The story mentions Nvidia’s fractious relationship with Linux, which is by far the most dominant OS on Arm, and not only via the Linux-based Android. Nvidia GPUs are part of Linux-based servers in addition to the Jetson connection. For years, Nvidia was infamous in the Linux community for shipping its GPUs as proprietary binary driver “blobs” and otherwise making life tough for Linux developers.
In 2012, Nvidia received a public scolding from Torvalds as being “one of the worst trouble spots we’ve had with hardware manufacturers.” He went on to give a middle finger salute to the company, with a four-letter oath to match. Since 2014, when Nvidia released some open source driver code for the Tegra K1 SoC, its Linux support has begun to improve.
Yesterday, Reuters reported on a backlash to the acquisition brewing among Arm licensees. Chinese vendors such as Huawei are particularly concerned, despite Nvidia’s assurances that because it is remaining in the UK, Arm will retain independence from US trade policy. Yet, the story also mentions South Korea’s Samsung and the US-based Qualcomm as other vendors that are worried about potential unfair advantages given to Nvidia, especially in the automotive market.
Both reports, as well as others, have suggested that if Nvidia’s acquisition is approved, chipmakers will accelerate their development of open RISC-V designs. Arm has responded to the RISC-V threat by opening up its proprietary architecture somewhat with its Custom Instructions extension and Arm Flexible Access licensing program. Yet Arm still offers a mostly proprietary licensing scheme.
MIPS goes to China

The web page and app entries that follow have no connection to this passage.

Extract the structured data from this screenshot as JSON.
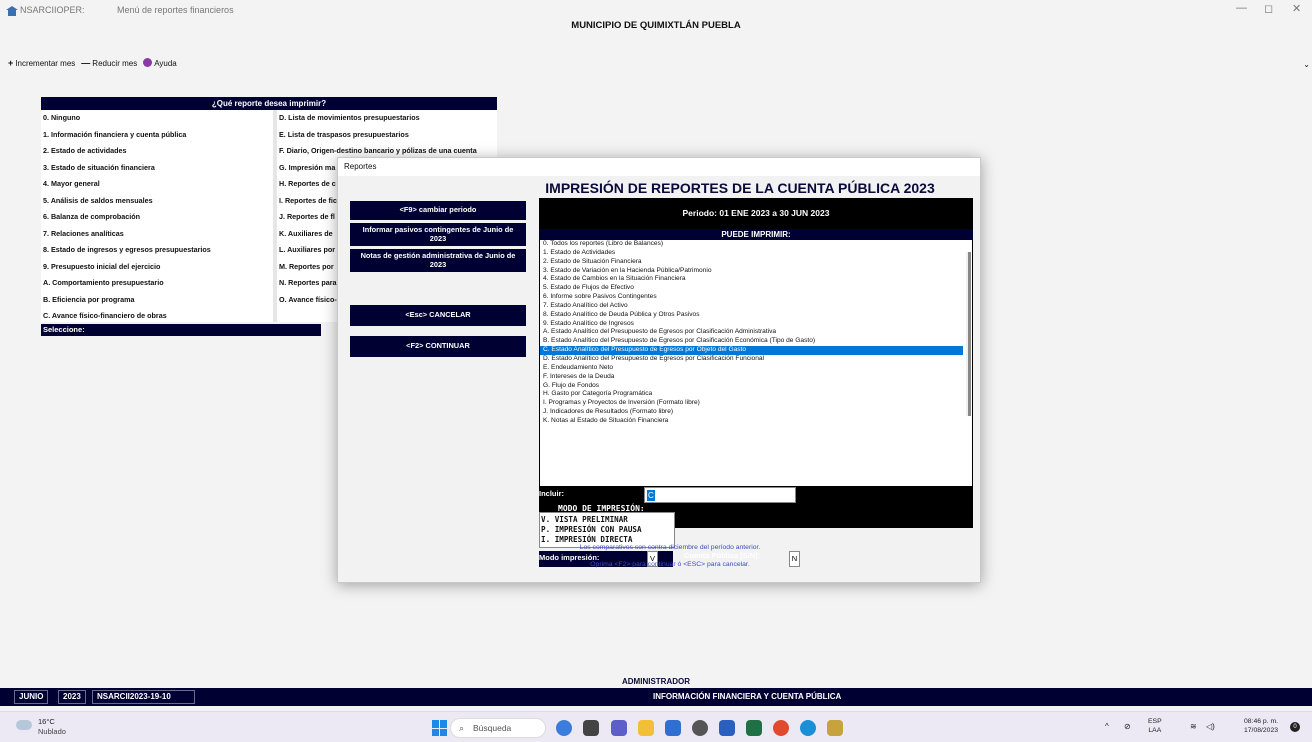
{
  "window": {
    "app_name": "NSARCIIOPER:",
    "title": "Menú de reportes financieros",
    "municipio": "MUNICIPIO DE QUIMIXTLÁN PUEBLA",
    "minimize": "—",
    "maximize": "◻",
    "close": "✕"
  },
  "toolbar": {
    "increment_glyph": "+",
    "increment_label": "Incrementar mes",
    "decrement_glyph": "—",
    "decrement_label": "Reducir mes",
    "help_label": "Ayuda"
  },
  "menu": {
    "header": "¿Qué reporte desea imprimir?",
    "left_items": [
      "0. Ninguno",
      "1. Información financiera y cuenta pública",
      "2. Estado de actividades",
      "3. Estado de situación financiera",
      "4. Mayor general",
      "5. Análisis de saldos mensuales",
      "6. Balanza de comprobación",
      "7. Relaciones analíticas",
      "8. Estado de ingresos y egresos presupuestarios",
      "9. Presupuesto inicial del ejercicio",
      "A. Comportamiento presupuestario",
      "B. Eficiencia por programa",
      "C. Avance físico-financiero de obras"
    ],
    "right_items": [
      "D. Lista de movimientos presupuestarios",
      "E. Lista de traspasos presupuestarios",
      "F. Diario, Origen-destino bancario y pólizas de una cuenta",
      "G. Impresión ma",
      "H. Reportes de c",
      "I. Reportes de fic",
      "J. Reportes de fl",
      "K. Auxiliares de",
      "L. Auxiliares por",
      "M. Reportes por",
      "N. Reportes para",
      "O. Avance físico-"
    ],
    "footer": "Seleccione:"
  },
  "dialog": {
    "title": "Reportes",
    "heading": "IMPRESIÓN DE REPORTES DE LA CUENTA PÚBLICA 2023",
    "btn_periodo": "<F9> cambiar periodo",
    "btn_pasivos": "Informar pasivos contingentes de Junio de 2023",
    "btn_notas": "Notas de gestión administrativa de Junio de 2023",
    "btn_cancelar": "<Esc> CANCELAR",
    "btn_continuar": "<F2> CONTINUAR",
    "periodo": "Periodo: 01 ENE 2023 a 30 JUN 2023",
    "puede_imprimir": "PUEDE IMPRIMIR:",
    "reports": [
      "0. Todos los reportes (Libro de Balances)",
      "1. Estado de Actividades",
      "2. Estado de Situación Financiera",
      "3. Estado de Variación en la Hacienda Pública/Patrimonio",
      "4. Estado de Cambios en la Situación Financiera",
      "5. Estado de Flujos de Efectivo",
      "6. Informe sobre Pasivos Contingentes",
      "7. Estado Analítico del Activo",
      "8. Estado Analítico de Deuda Pública y Otros Pasivos",
      "9. Estado Analítico de Ingresos",
      "A. Estado Analítico del Presupuesto de Egresos por Clasificación Administrativa",
      "B. Estado Analítico del Presupuesto de Egresos por Clasificación Económica (Tipo de Gasto)",
      "C. Estado Analítico del Presupuesto de Egresos por Objeto del Gasto",
      "D. Estado Analítico del Presupuesto de Egresos por Clasificación Funcional",
      "E. Endeudamiento Neto",
      "F. Intereses de la Deuda",
      "G. Flujo de Fondos",
      "H. Gasto por Categoría Programática",
      "I. Programas y Proyectos de Inversión (Formato libre)",
      "J. Indicadores de Resultados (Formato libre)",
      "K. Notas al Estado de Situación Financiera"
    ],
    "selected_index": 12,
    "incluir_label": "Incluir:",
    "incluir_value": "C",
    "modo_title": "MODO DE IMPRESIÓN:",
    "modo_options": [
      "V. VISTA PRELIMINAR",
      "P. IMPRESIÓN CON PAUSA",
      "I. IMPRESIÓN DIRECTA"
    ],
    "modo_label": "Modo impresión:",
    "modo_value": "V",
    "cuenta_label": "Cuenta Pública [S/N]:",
    "cuenta_value": "N",
    "note1": "Los comparativos son contra diciembre del período anterior.",
    "note2": "Oprima <F2> para continuar ó <ESC> para cancelar."
  },
  "status": {
    "user": "ADMINISTRADOR",
    "month": "JUNIO",
    "year": "2023",
    "db": "NSARCII2023-19-10",
    "section": "INFORMACIÓN FINANCIERA Y CUENTA PÚBLICA"
  },
  "taskbar": {
    "temp": "16°C",
    "weather": "Nublado",
    "search": "Búsqueda",
    "lang1": "ESP",
    "lang2": "LAA",
    "time": "08:46 p. m.",
    "date": "17/08/2023",
    "notif_count": "0",
    "accent": "#1e88e5"
  }
}
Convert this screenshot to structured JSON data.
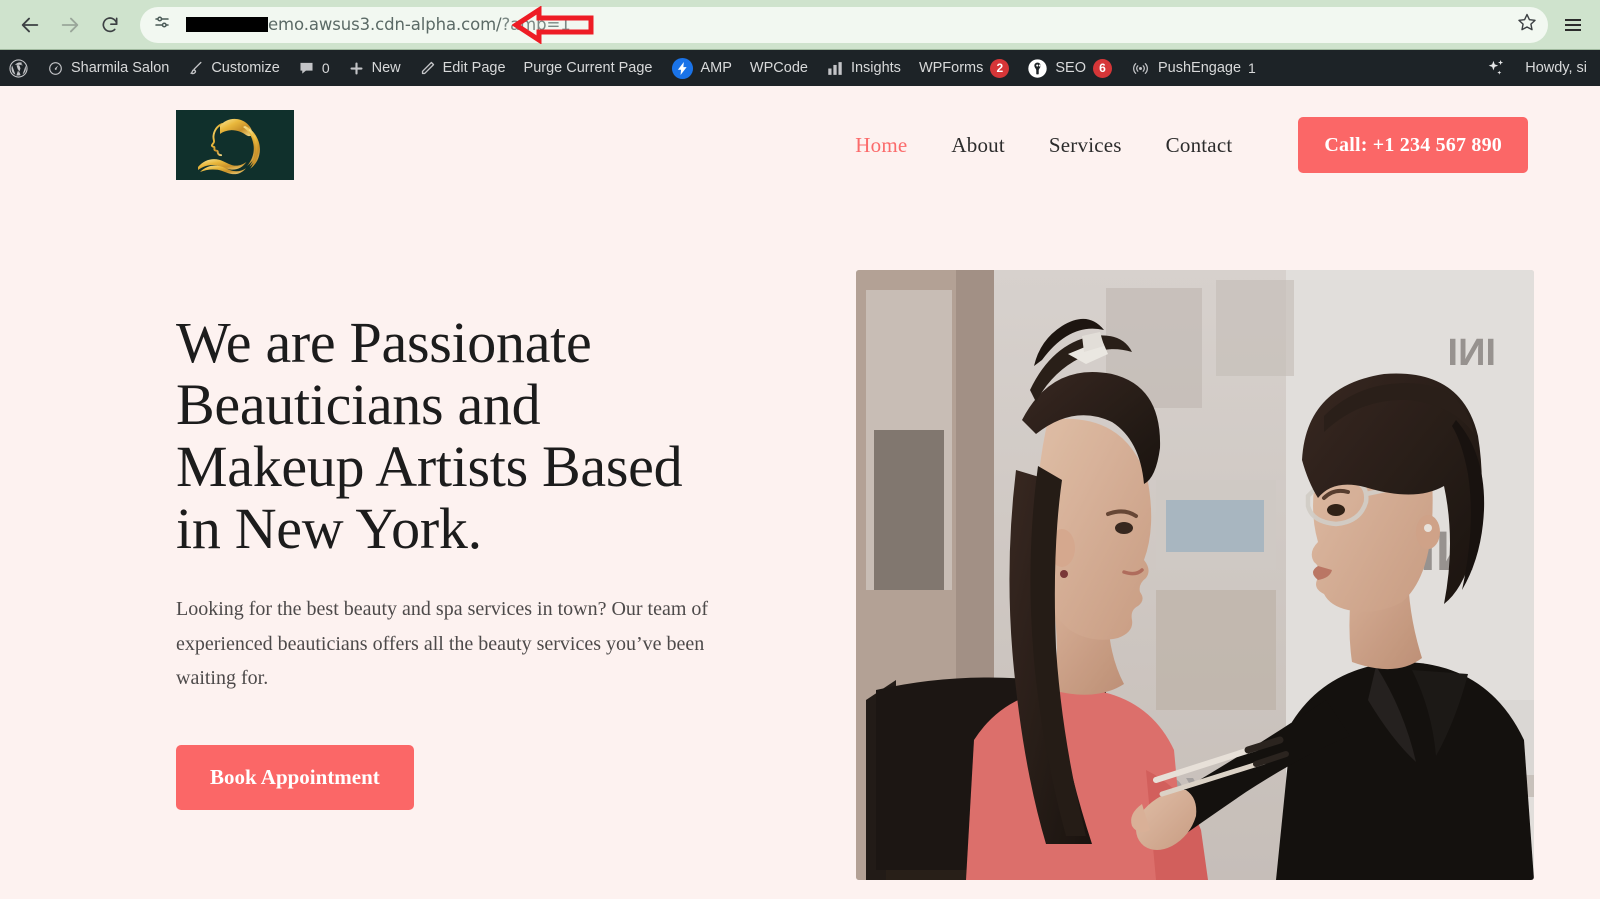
{
  "browser": {
    "back_icon": "back-arrow-icon",
    "forward_icon": "forward-arrow-icon",
    "reload_icon": "reload-icon",
    "site_info_icon": "site-settings-icon",
    "url_visible": "emo.awsus3.cdn-alpha.com/",
    "url_query": "?amp=1",
    "url_redacted": true,
    "bookmark_icon": "bookmark-star-icon",
    "menu_icon": "browser-menu-icon",
    "annotation": "red-left-arrow-pointing-at-url",
    "chrome_color": "#cfe3cd",
    "omnibox_color": "#f2f8f1"
  },
  "adminbar": {
    "background": "#1d2327",
    "badge_color": "#d63638",
    "items": [
      {
        "label": "",
        "icon": "wordpress-logo-icon",
        "count": null
      },
      {
        "label": "Sharmila Salon",
        "icon": "dashboard-icon",
        "count": null
      },
      {
        "label": "Customize",
        "icon": "paintbrush-icon",
        "count": null
      },
      {
        "label": "0",
        "icon": "comment-bubble-icon",
        "count": null
      },
      {
        "label": "New",
        "icon": "plus-icon",
        "count": null
      },
      {
        "label": "Edit Page",
        "icon": "pencil-icon",
        "count": null
      },
      {
        "label": "Purge Current Page",
        "icon": null,
        "count": null
      },
      {
        "label": "AMP",
        "icon": "amp-lightning-icon",
        "count": null
      },
      {
        "label": "WPCode",
        "icon": null,
        "count": null
      },
      {
        "label": "Insights",
        "icon": "bar-chart-icon",
        "count": null
      },
      {
        "label": "WPForms",
        "icon": null,
        "count": "2"
      },
      {
        "label": "SEO",
        "icon": "aioseo-icon",
        "count": "6"
      },
      {
        "label": "PushEngage",
        "icon": "broadcast-icon",
        "count": "1"
      }
    ],
    "right": {
      "sparkle_icon": "sparkles-icon",
      "howdy": "Howdy, si"
    }
  },
  "site": {
    "background": "#fdf2f0",
    "accent": "#fb6767",
    "logo": {
      "name": "salon-woman-face-logo",
      "background": "#10302c",
      "gold": "#f3c košt"
    },
    "nav": [
      {
        "label": "Home",
        "active": true
      },
      {
        "label": "About",
        "active": false
      },
      {
        "label": "Services",
        "active": false
      },
      {
        "label": "Contact",
        "active": false
      }
    ],
    "call_button": "Call: +1 234 567 890"
  },
  "hero": {
    "title": "We are Passionate Beauticians and Makeup Artists Based in New York.",
    "subtitle": "Looking for the best beauty and spa services in town? Our team of experienced beauticians offers all the beauty services you’ve been waiting for.",
    "cta": "Book Appointment",
    "image_alt": "makeup-artist-applying-makeup-to-client-in-salon"
  }
}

Wave Computing, which acquired the MIPS portfolio from Arm’s mobile GPU rival Imagination Technologies, which was later acquired by China-backed Canyon Ridge, responded to the RISC-V threat by releasing some open source MIPS ISA. Yet, the company recently sold its MIPS portfolio through a complex series of deals that eventually ended up at China-based CIP United. One of CIP’s customers is Huawei.
SiFive will announced its FU740 SoC and SiFive Intelligence AI SoC at The Linley Group’s Linley Fall Processor Conference 2020, which will be held with virtual presentations during Oct. 20-22 and Oct. 27-29. Other new products will be introduced at the event from Brainchip, CEVA, Synopsys, and Tenstorrent.
More information on SiFive’s presentation may be found in its announcement. More on SiFive’s RISC-V cores may be found here.
This article originally appeared on LinuxGizmos.com on September 15, 2020.
Note: Circuit Cellar did an interview with Krste Asanovic, SiFive Chief Architect and RISC-V architecture co-developer, back in July 2017